**DIRECTIONS FOR THIS TASK**. Find the string "true" in the records. Copy each line that has it.

***

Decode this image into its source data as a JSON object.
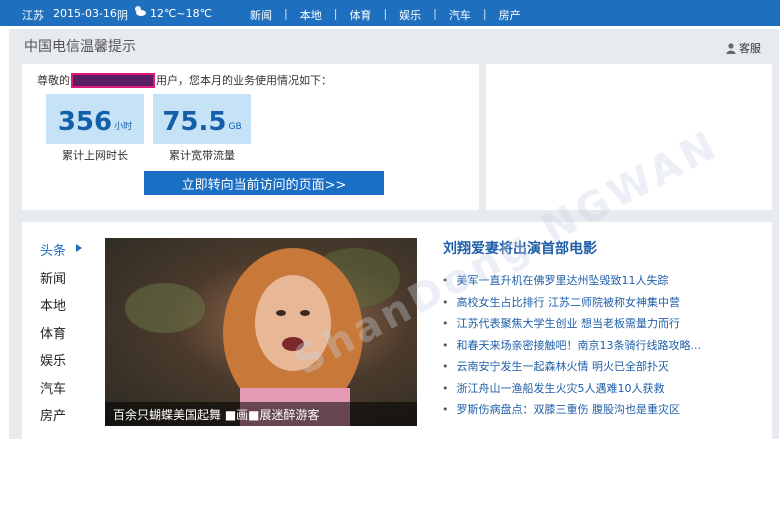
{
  "topbar": {
    "location": "江苏",
    "date": "2015-03-16",
    "weather": "阴",
    "weather_icon": "cloud-sun-icon",
    "temperature": "12℃~18℃",
    "nav": [
      "新闻",
      "本地",
      "体育",
      "娱乐",
      "汽车",
      "房产"
    ],
    "separator": "|"
  },
  "panel": {
    "title": "中国电信温馨提示",
    "service_label": "客服",
    "greeting_prefix": "尊敬的",
    "greeting_suffix": "用户，您本月的业务使用情况如下：",
    "stats": [
      {
        "value": "356",
        "unit": "小时",
        "label": "累计上网时长"
      },
      {
        "value": "75.5",
        "unit": "GB",
        "label": "累计宽带流量"
      }
    ],
    "button_label": "立即转向当前访问的页面>>"
  },
  "news": {
    "categories": [
      "头条",
      "新闻",
      "本地",
      "体育",
      "娱乐",
      "汽车",
      "房产"
    ],
    "active_category": "头条",
    "photo_caption": "百余只蝴蝶美国起舞 ■画■展迷醉游客",
    "headline": "刘翔爱妻将出演首部电影",
    "items": [
      "美军一直升机在佛罗里达州坠毁致11人失踪",
      "高校女生占比排行 江苏二师院被称女神集中营",
      "江苏代表聚焦大学生创业 想当老板需量力而行",
      "和春天来场亲密接触吧！南京13条骑行线路攻略...",
      "云南安宁发生一起森林火情 明火已全部扑灭",
      "浙江舟山一渔船发生火灾5人遇难10人获救",
      "罗斯伤病盘点：双膝三重伤 腹股沟也是重灾区"
    ]
  },
  "watermark": "ShanDong NGWAN"
}
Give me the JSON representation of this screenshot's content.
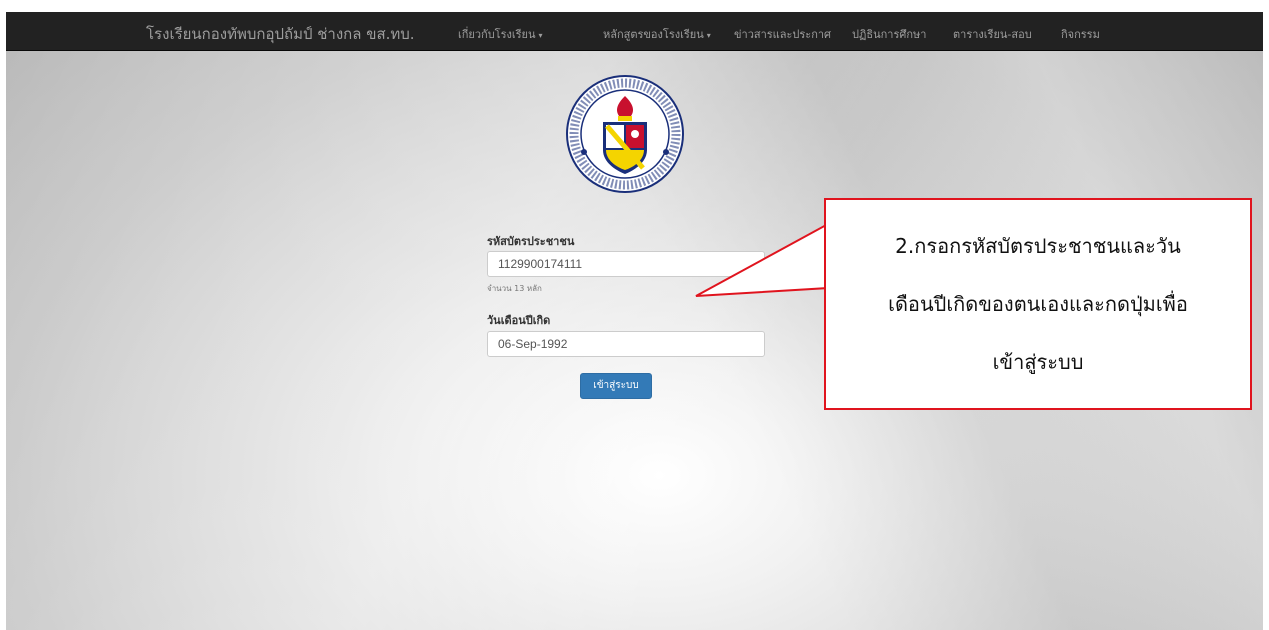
{
  "navbar": {
    "brand": "โรงเรียนกองทัพบกอุปถัมป์ ช่างกล ขส.ทบ.",
    "items": [
      {
        "label": "เกี่ยวกับโรงเรียน",
        "caret": "▾"
      },
      {
        "label": "หลักสูตรของโรงเรียน",
        "caret": "▾"
      },
      {
        "label": "ข่าวสารและประกาศ"
      },
      {
        "label": "ปฏิธินการศึกษา"
      },
      {
        "label": "ตารางเรียน-สอบ"
      },
      {
        "label": "กิจกรรม"
      }
    ]
  },
  "login_form": {
    "id_label": "รหัสบัตรประชาชน",
    "id_value": "1129900174111",
    "id_help": "จำนวน 13 หลัก",
    "dob_label": "วันเดือนปีเกิด",
    "dob_value": "06-Sep-1992",
    "submit_label": "เข้าสู่ระบบ"
  },
  "logo": {
    "icon": "school-crest-icon",
    "colors": {
      "ring": "#1a2f7a",
      "shield_red": "#c8102e",
      "shield_yellow": "#f4d400",
      "shield_blue": "#1a2f7a"
    }
  },
  "annotation": {
    "lines": [
      "2.กรอกรหัสบัตรประชาชนและวัน",
      "เดือนปีเกิดของตนเองและกดปุ่มเพื่อ",
      "เข้าสู่ระบบ"
    ],
    "border_color": "#e0141e"
  },
  "colors": {
    "navbar_bg": "#222222",
    "navbar_text": "#9d9d9d",
    "button_bg": "#337ab7"
  }
}
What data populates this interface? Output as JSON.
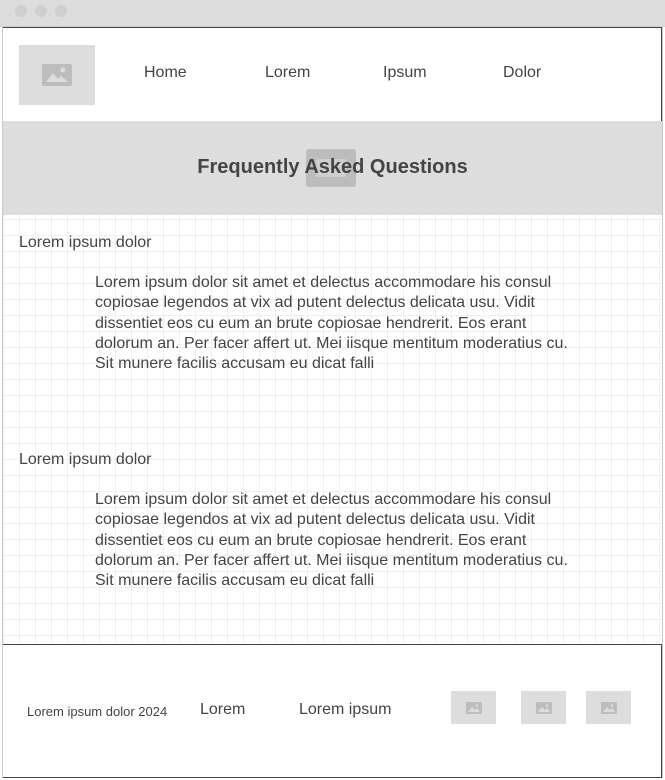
{
  "nav": {
    "items": [
      {
        "label": "Home"
      },
      {
        "label": "Lorem"
      },
      {
        "label": "Ipsum"
      },
      {
        "label": "Dolor"
      }
    ]
  },
  "hero": {
    "title": "Frequently Asked Questions"
  },
  "faq": [
    {
      "question": "Lorem ipsum dolor",
      "answer": "Lorem ipsum dolor sit amet et delectus accommodare his consul copiosae legendos at vix ad putent delectus delicata usu. Vidit dissentiet eos cu eum an brute copiosae hendrerit. Eos erant dolorum an. Per facer affert ut. Mei iisque mentitum moderatius cu. Sit munere facilis accusam eu dicat falli"
    },
    {
      "question": "Lorem ipsum dolor",
      "answer": "Lorem ipsum dolor sit amet et delectus accommodare his consul copiosae legendos at vix ad putent delectus delicata usu. Vidit dissentiet eos cu eum an brute copiosae hendrerit. Eos erant dolorum an. Per facer affert ut. Mei iisque mentitum moderatius cu. Sit munere facilis accusam eu dicat falli"
    }
  ],
  "footer": {
    "copyright": "Lorem ipsum dolor 2024",
    "links": [
      {
        "label": "Lorem"
      },
      {
        "label": "Lorem ipsum"
      }
    ],
    "social_icons": [
      "image-placeholder-icon",
      "image-placeholder-icon",
      "image-placeholder-icon"
    ]
  },
  "colors": {
    "chrome": "#dddddd",
    "placeholder": "#dddddd",
    "text": "#444444",
    "grid": "#f0f0f0"
  }
}
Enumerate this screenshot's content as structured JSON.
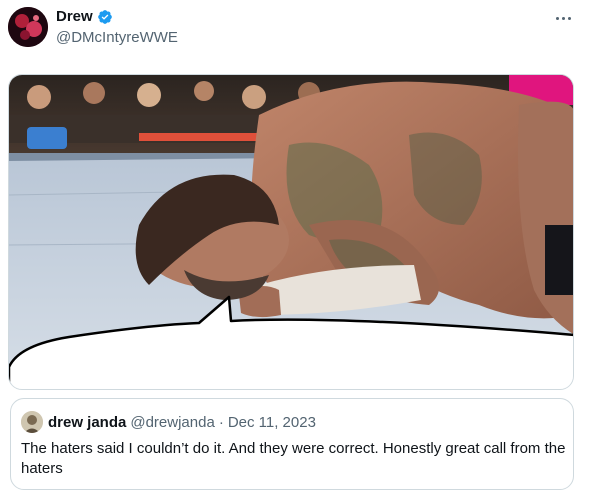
{
  "tweet": {
    "author": {
      "display_name": "Drew",
      "handle": "@DMcIntyreWWE",
      "verified": true,
      "avatar_icon": "profile-avatar"
    },
    "more_icon": "more-options-icon",
    "media": {
      "alt": "Wrestler lying face down on the ring mat with a speech bubble"
    },
    "quote": {
      "author_name": "drew janda",
      "author_handle": "@drewjanda",
      "separator": "·",
      "date": "Dec 11, 2023",
      "text": "The haters said I couldn’t do it. And they were correct. Honestly great call from the haters"
    }
  },
  "colors": {
    "verified_blue": "#1d9bf0",
    "secondary_text": "#536471",
    "border": "#cfd9de"
  }
}
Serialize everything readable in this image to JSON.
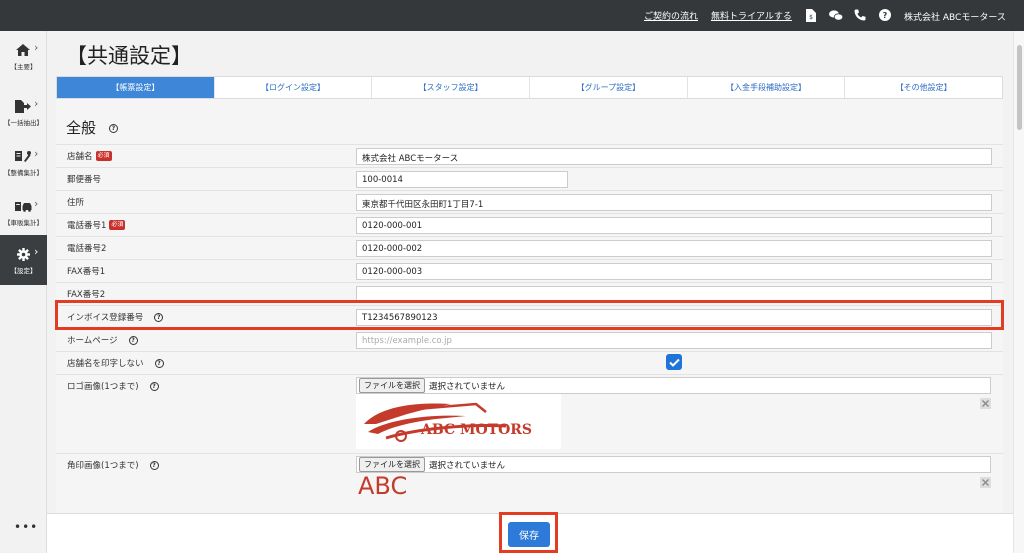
{
  "topbar": {
    "contract_flow_link": "ご契約の流れ",
    "free_trial_link": "無料トライアルする",
    "company_name": "株式会社 ABCモータース",
    "icons": [
      "document-icon",
      "chat-icon",
      "phone-icon",
      "help-icon"
    ]
  },
  "sidebar": {
    "items": [
      {
        "label": "【主要】",
        "icon": "home-icon"
      },
      {
        "label": "【一括抽出】",
        "icon": "file-export-icon"
      },
      {
        "label": "【整備集計】",
        "icon": "tools-icon"
      },
      {
        "label": "【車販集計】",
        "icon": "car-icon"
      },
      {
        "label": "【設定】",
        "icon": "gear-icon",
        "active": true
      }
    ],
    "more": "•••"
  },
  "page_title": "【共通設定】",
  "tabs": [
    {
      "label": "【帳票設定】",
      "active": true
    },
    {
      "label": "【ログイン設定】"
    },
    {
      "label": "【スタッフ設定】"
    },
    {
      "label": "【グループ設定】"
    },
    {
      "label": "【入金手段補助設定】"
    },
    {
      "label": "【その他設定】"
    }
  ],
  "section_title": "全般",
  "required_badge": "必須",
  "form": {
    "store_name": {
      "label": "店舗名",
      "value": "株式会社 ABCモータース"
    },
    "postal_code": {
      "label": "郵便番号",
      "value": "100-0014"
    },
    "address": {
      "label": "住所",
      "value": "東京都千代田区永田町1丁目7-1"
    },
    "phone1": {
      "label": "電話番号1",
      "value": "0120-000-001"
    },
    "phone2": {
      "label": "電話番号2",
      "value": "0120-000-002"
    },
    "fax1": {
      "label": "FAX番号1",
      "value": "0120-000-003"
    },
    "fax2": {
      "label": "FAX番号2",
      "value": ""
    },
    "invoice_number": {
      "label": "インボイス登録番号",
      "value": "T1234567890123"
    },
    "homepage": {
      "label": "ホームページ",
      "placeholder": "https://example.co.jp"
    },
    "hide_store_name": {
      "label": "店舗名を印字しない",
      "checked": true
    },
    "logo_image": {
      "label": "ロゴ画像(1つまで)",
      "button": "ファイルを選択",
      "status": "選択されていません",
      "preview_text": "ABC MOTORS"
    },
    "seal_image": {
      "label": "角印画像(1つまで)",
      "button": "ファイルを選択",
      "status": "選択されていません",
      "preview_text": "ABC モータ"
    }
  },
  "save_button": "保存",
  "colors": {
    "accent": "#2e7ad8",
    "highlight": "#e23c22",
    "required": "#c9302c",
    "topbar": "#34383b",
    "logo": "#c43b2c"
  }
}
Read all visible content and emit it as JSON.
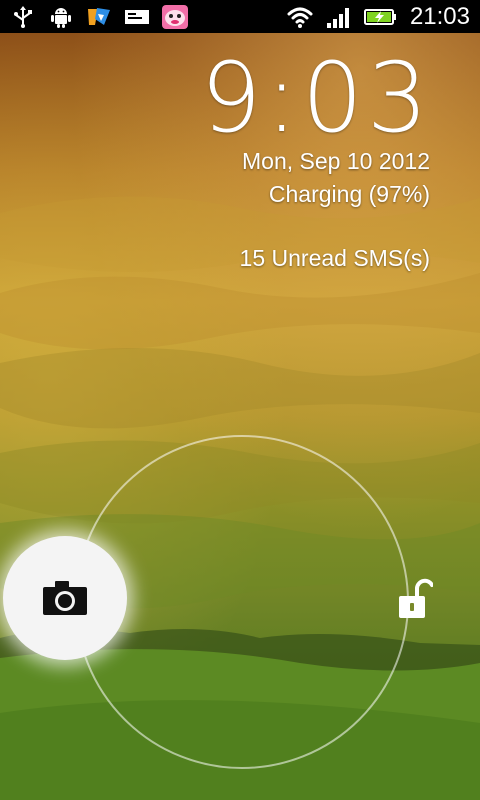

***

**EXERCISE OUTPUT**.
      "verified": true,
        "active": true
      "active": true
      "checked": true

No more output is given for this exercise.